In 1695 the British pirate Henry Every commanding a stolen ship, one of the fastest in the world, captured the Ganj-i-Sawai an immense treasure ship carrying the granddaughter of the Mughal Emperor, Aurangzeb, from her pilgrimage to Mecca. The looting and mass rapes set off repercussions around the world.
Enemy of All Mankind is Steven Johnson’s page-turning account. I’m not fascinated by pirates per se but Johnson surrounds the narrative arc with expert historical context. Anyone can tell you that cotton was important in trade between India and Europe but you would be hard-pressed to find a more concise account of why than Johnson’s primer. What made Indian cotton unique wasn’t the cotton but Indian chemical engineering.
What made Indian cotton unique was not the threads themselves, but rather their color. Making cotton fiber receptive to vibrant dyes like madder, henna, or turmeric was less a matter of inventing mechanical contraptions as it was dreaming up chemical experiments. The waxy cellulose of the cotton fiber naturally repels vegetable dyes….The process of transforming cotton into a fabric that can by dyed with shades other than indigo is known as “animalizing” the fiber, presumably because so much of it involves excretions from ordinary farm animals. First, dyes would bleach the fiber with sour milk; then they attacked it with a range of protein-heavy substances: goat urine, camel dung, blood. Metallic salts were then combined with the dyes to create a mordant that permeated the core of the fiber.
…The result was a [soft] fabric that could both display brilliant patterns of color and retain that color after multiple washings. No fabric in human history had combined those properties into a single cloth.
Lots of other insights.

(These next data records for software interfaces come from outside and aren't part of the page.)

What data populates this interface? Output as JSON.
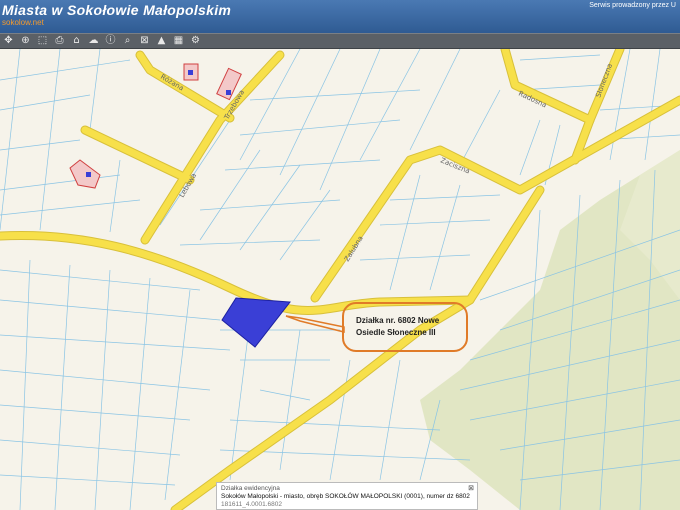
{
  "header": {
    "title": "Miasta w Sokołowie Małopolskim",
    "subtitle": "sokolow.net",
    "service_text": "Serwis prowadzony przez U"
  },
  "toolbar": {
    "tools": [
      {
        "icon": "pan-icon",
        "glyph": "✥"
      },
      {
        "icon": "zoom-in-icon",
        "glyph": "⊕"
      },
      {
        "icon": "select-icon",
        "glyph": "⬚"
      },
      {
        "icon": "print-icon",
        "glyph": "⎙"
      },
      {
        "icon": "home-icon",
        "glyph": "⌂"
      },
      {
        "icon": "layers-icon",
        "glyph": "☁"
      },
      {
        "icon": "info-icon",
        "glyph": "ⓘ"
      },
      {
        "icon": "search-icon",
        "glyph": "⌕"
      },
      {
        "icon": "measure-icon",
        "glyph": "⊠"
      },
      {
        "icon": "warning-icon",
        "glyph": "▲"
      },
      {
        "icon": "legend-icon",
        "glyph": "▦"
      },
      {
        "icon": "share-icon",
        "glyph": "⚙"
      }
    ]
  },
  "map": {
    "street_names": {
      "rozana": "Różana",
      "trzebowa": "Trzebowa",
      "lebowa": "Lebowa",
      "radosna": "Radosna",
      "sloneczna": "Słoneczna",
      "zaciszna": "Zaciszna",
      "zalubna": "Zalubna"
    },
    "colors": {
      "road": "#f7e04a",
      "road_edge": "#d8c03a",
      "parcel_line": "#8ac4e4",
      "highlight_parcel": "#3a3fd6",
      "forest": "#dfe4c0",
      "building": "#e05050",
      "callout_border": "#e07b28"
    }
  },
  "callout": {
    "line1": "Działka nr. 6802 Nowe",
    "line2": "Osiedle Słoneczne III"
  },
  "infobox": {
    "header": "Działka ewidencyjna",
    "body": "Sokołów Małopolski - miasto, obręb SOKOŁÓW MAŁOPOLSKI (0001), numer dz 6802",
    "id": "181611_4.0001.6802",
    "close": "⊠"
  }
}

Every, by the way, was never captured but in 2014 a Yemeni coin that might have come from the Ganj-i-Sawai was found in a Rhode Island orchard.
See also my previous post on Enemy of All Mankind.